Title: Ray Class fields of Q(i): what they didn't teach you in high school.

Abstract: In this talk, we'll play "20th century number theorist" and do some computations in explicit class field theory. I'll construct the Ray class field of Q(i) of conductor 5, and then meticulously check that I didn't break math by introducing ramification at (1+i). Come for the local Artin maps, stay for the explicit formula for cos(pi/10).

Title: Hodge versus Newton

Abstract: If X is a smooth proper variety over Z_p, then we have its Hodge polygon (from geometry) and its Newton polygon (from arithmetic). Who will come out on top and be crowned king of the polygons? Come to No Theory to find out! There will be examples and applications to point-counting.

Title: Elliptic Functions According to Eisenstein and Kronecker

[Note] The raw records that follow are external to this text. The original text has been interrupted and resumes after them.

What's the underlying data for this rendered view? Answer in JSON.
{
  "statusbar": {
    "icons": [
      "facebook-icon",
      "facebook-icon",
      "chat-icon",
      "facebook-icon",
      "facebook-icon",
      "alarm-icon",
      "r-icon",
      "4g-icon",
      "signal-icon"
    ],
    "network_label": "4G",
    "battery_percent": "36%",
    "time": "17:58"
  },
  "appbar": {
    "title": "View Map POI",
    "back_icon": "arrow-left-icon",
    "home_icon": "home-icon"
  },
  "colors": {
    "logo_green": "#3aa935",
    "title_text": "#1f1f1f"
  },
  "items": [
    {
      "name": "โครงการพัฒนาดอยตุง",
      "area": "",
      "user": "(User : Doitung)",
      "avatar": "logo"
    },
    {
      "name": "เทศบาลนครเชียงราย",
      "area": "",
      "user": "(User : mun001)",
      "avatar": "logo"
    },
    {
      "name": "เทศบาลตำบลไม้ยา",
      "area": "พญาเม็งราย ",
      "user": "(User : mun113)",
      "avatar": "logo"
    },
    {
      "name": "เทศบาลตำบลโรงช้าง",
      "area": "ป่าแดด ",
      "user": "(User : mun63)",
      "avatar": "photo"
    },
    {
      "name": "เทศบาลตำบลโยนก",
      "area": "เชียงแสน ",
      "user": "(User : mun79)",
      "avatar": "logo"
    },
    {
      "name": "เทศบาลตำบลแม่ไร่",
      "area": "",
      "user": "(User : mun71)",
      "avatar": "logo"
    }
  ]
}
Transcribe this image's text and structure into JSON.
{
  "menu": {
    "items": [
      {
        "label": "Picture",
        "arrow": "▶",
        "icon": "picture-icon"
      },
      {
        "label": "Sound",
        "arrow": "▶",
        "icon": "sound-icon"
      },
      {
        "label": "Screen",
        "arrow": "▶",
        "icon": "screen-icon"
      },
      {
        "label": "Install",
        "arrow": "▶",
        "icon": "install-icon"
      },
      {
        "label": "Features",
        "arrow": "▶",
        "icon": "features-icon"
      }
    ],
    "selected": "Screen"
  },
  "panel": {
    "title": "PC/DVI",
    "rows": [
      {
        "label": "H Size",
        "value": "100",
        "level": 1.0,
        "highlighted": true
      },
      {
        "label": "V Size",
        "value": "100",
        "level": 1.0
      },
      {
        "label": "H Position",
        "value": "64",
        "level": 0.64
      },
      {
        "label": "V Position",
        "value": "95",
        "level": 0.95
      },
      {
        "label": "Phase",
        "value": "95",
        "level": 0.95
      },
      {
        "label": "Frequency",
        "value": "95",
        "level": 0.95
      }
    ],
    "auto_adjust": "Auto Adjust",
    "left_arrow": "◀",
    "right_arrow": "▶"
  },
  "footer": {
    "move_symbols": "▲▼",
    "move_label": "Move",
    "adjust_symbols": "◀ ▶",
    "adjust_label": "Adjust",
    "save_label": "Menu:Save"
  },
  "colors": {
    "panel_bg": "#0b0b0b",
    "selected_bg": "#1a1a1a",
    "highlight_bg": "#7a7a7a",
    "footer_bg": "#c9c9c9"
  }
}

Abstract: I will discuss the book by Weil in the title. The main focus will be the part by Kronecker, including the real analytic Eisenstein series, its analytic continuation and functional equation, the limit formula, and applications to number theory. We shall only use complex analysis in the 19th century.

Title: Elliptic Curves with Complex Multiplication

Abstract: I will give you my topic talk, emphasizing the examples I prepared for the exam. My topic aimed to treat Elliptic Curves with CM more arithmetically than the treatment found in Silverman. For example, Silverman emphasizes the Main Theorem of Complex Multiplication and CM curves over C, while I will define the Grossencharacter by lifting Frobenius, and will prove explicit class field theory (for quadratic imaginary fields) using the connection between the Grossencharacter and the Tate module.

Notes.Title: The Greenberg-Wiles Selmer group formula isn't as scary as you think

Abstract: When I first came across the Greenberg-Wiles Selmer group formula, I thought it was scary. It turns out it's not as scary as I thought. I'll try to demonstrate this by showing how to apply the formula to prove two classical results about number fields: First the Kronecker-Weber theorem (which I discussed very briefly during my FLT talk last quarter but I will flesh out more here) and then a reflection theorem of Kummer on class numbers of cyclotomic extensions.

Title: A Naive Approach to the Moduli of Elliptic Curves

Abstract: No Lattices, No Upper Half Plane, No Theory.